*** Opening of Data for analysis ***

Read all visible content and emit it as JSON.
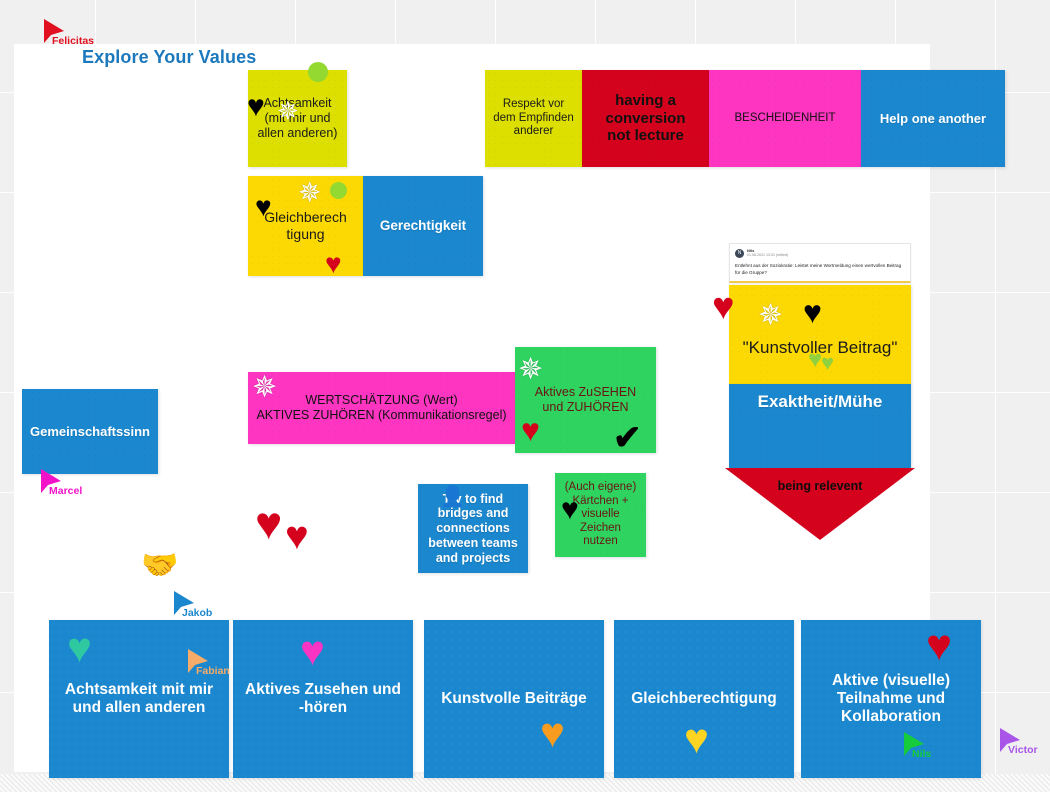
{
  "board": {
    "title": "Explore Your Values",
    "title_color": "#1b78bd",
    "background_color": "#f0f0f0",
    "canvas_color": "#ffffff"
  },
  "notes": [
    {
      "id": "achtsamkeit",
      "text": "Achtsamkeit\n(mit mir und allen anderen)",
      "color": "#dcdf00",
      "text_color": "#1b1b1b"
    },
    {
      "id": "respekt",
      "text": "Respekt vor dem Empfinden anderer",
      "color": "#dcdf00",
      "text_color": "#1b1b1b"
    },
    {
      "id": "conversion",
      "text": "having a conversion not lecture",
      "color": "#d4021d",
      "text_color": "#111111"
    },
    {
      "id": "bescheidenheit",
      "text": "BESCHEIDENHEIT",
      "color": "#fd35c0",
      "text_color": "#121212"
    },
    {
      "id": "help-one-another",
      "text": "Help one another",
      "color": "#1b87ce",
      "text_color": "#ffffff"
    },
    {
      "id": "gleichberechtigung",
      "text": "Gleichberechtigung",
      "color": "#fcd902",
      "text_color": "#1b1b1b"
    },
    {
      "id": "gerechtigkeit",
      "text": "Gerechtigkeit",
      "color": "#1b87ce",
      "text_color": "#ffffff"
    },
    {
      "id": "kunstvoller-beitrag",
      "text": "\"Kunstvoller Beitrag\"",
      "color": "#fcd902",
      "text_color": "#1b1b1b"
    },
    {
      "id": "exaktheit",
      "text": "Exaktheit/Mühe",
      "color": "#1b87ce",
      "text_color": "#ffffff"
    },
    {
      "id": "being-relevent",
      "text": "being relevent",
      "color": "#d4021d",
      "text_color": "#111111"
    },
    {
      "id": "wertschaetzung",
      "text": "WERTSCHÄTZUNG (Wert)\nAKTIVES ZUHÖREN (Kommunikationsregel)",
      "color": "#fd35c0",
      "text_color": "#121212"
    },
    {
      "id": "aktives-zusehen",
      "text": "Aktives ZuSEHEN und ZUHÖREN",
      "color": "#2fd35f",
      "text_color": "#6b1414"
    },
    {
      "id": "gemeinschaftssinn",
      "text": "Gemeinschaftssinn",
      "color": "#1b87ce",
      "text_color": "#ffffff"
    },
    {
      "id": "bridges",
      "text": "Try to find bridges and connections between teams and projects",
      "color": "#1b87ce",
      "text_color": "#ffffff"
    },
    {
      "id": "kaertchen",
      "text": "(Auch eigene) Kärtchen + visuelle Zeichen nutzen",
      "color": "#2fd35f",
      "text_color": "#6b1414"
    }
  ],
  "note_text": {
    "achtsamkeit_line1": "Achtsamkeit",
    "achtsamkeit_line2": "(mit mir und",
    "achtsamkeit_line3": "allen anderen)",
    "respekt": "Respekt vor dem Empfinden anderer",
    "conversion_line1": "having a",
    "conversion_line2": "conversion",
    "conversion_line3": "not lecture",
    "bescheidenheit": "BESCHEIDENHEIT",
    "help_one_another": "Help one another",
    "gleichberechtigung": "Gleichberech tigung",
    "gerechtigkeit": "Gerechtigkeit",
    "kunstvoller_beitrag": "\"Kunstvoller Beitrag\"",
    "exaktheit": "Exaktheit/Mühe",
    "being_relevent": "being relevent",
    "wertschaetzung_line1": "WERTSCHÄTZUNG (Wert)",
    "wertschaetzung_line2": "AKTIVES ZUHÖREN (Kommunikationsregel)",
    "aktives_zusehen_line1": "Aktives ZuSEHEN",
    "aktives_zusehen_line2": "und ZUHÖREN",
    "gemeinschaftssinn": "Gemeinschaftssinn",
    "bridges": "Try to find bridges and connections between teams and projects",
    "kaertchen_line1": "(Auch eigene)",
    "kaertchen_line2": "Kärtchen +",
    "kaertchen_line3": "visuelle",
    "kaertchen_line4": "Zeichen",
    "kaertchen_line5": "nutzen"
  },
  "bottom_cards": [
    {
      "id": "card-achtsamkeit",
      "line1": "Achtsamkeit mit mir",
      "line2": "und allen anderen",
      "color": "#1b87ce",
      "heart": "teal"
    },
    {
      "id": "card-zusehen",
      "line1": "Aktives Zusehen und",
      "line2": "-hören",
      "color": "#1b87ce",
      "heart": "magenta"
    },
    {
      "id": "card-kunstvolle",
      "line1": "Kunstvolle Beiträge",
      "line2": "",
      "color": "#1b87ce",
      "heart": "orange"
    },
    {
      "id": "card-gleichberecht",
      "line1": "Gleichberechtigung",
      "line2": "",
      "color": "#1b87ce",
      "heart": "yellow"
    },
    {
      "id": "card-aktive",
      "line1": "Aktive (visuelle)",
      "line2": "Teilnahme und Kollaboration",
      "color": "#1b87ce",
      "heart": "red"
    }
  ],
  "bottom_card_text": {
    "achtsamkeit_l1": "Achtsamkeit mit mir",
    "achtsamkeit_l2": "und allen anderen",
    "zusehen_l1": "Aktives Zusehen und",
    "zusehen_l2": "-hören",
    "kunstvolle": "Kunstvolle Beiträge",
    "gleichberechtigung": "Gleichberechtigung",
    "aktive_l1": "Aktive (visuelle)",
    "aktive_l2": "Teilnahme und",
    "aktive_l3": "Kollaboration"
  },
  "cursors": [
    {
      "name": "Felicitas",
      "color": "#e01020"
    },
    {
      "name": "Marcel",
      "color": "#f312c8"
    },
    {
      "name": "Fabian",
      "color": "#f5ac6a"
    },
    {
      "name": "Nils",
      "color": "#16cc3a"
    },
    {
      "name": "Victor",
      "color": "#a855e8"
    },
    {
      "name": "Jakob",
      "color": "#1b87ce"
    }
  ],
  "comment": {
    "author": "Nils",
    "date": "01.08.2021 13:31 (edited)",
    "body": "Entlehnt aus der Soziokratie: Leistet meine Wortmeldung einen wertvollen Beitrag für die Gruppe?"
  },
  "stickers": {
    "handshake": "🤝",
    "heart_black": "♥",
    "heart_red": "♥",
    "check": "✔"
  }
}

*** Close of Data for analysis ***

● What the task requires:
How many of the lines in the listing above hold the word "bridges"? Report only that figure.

● Response area:
3